• **REQUIREMENT**
Count every line below that holds the word "JSON", and give the number with no other words.

----------------

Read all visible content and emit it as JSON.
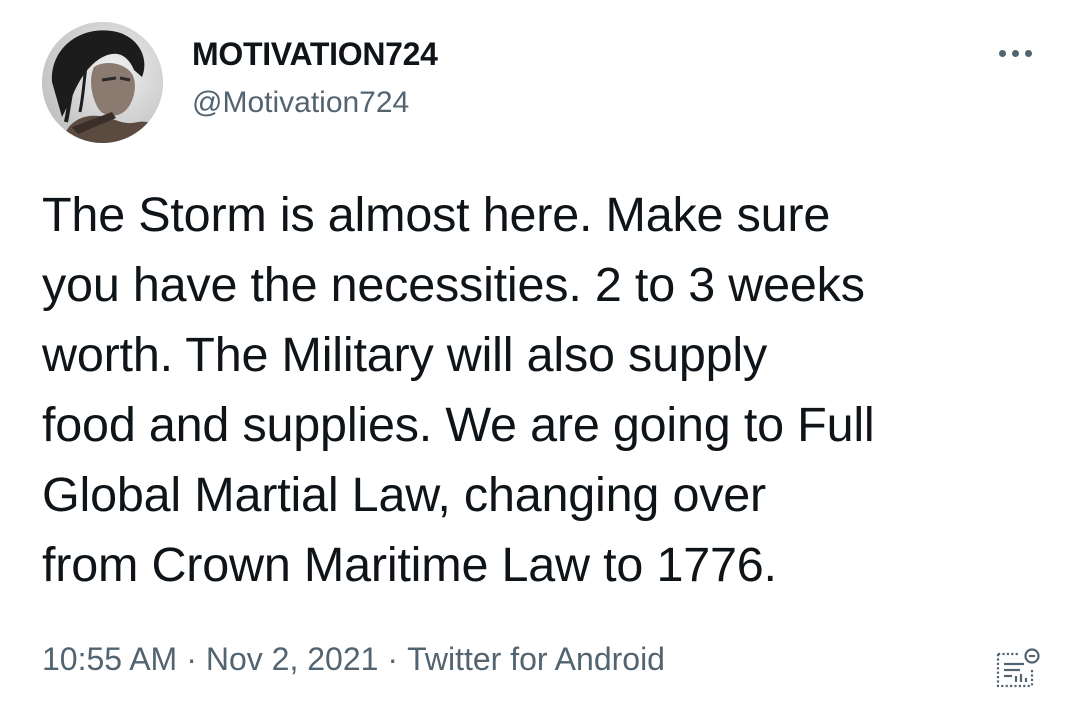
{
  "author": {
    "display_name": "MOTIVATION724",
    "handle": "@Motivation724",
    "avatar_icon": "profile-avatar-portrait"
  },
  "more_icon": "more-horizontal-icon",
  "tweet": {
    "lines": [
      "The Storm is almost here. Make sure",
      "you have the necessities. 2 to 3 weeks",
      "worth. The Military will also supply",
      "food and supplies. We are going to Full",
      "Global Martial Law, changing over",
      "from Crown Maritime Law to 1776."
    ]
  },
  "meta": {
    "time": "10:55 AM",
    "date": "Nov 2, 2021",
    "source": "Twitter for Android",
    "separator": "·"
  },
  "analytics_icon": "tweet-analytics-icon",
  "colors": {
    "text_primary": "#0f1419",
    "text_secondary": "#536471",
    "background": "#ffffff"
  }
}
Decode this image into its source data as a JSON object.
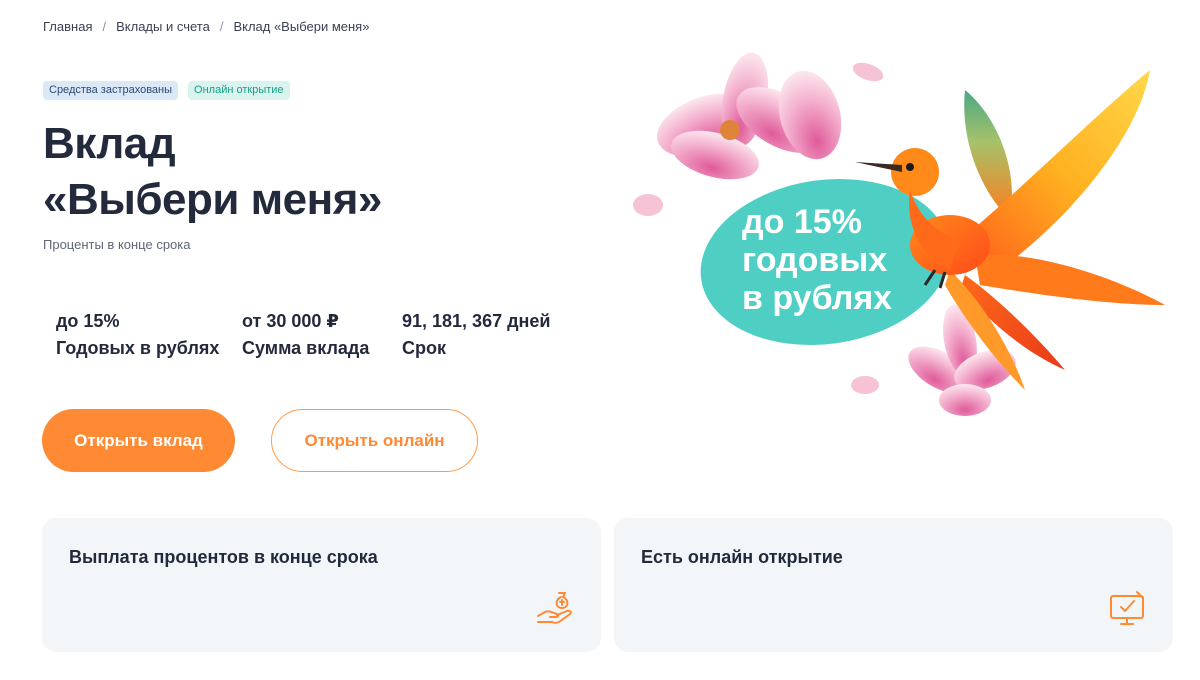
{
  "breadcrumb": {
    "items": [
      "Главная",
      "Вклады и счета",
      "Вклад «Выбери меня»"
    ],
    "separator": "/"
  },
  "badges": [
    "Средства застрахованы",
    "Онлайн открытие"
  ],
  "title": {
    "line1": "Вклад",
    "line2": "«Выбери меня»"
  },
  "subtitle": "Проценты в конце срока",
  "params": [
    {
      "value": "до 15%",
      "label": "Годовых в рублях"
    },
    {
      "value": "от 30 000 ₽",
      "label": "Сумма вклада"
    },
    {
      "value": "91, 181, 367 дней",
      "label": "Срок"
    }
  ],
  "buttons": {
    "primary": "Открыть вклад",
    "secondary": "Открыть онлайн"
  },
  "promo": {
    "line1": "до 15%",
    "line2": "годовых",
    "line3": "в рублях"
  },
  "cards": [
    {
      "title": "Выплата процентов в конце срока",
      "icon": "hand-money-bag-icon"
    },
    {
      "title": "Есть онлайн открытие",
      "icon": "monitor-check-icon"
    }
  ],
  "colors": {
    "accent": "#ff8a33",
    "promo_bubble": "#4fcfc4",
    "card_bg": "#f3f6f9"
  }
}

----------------

• **ANSWER SECTION**
2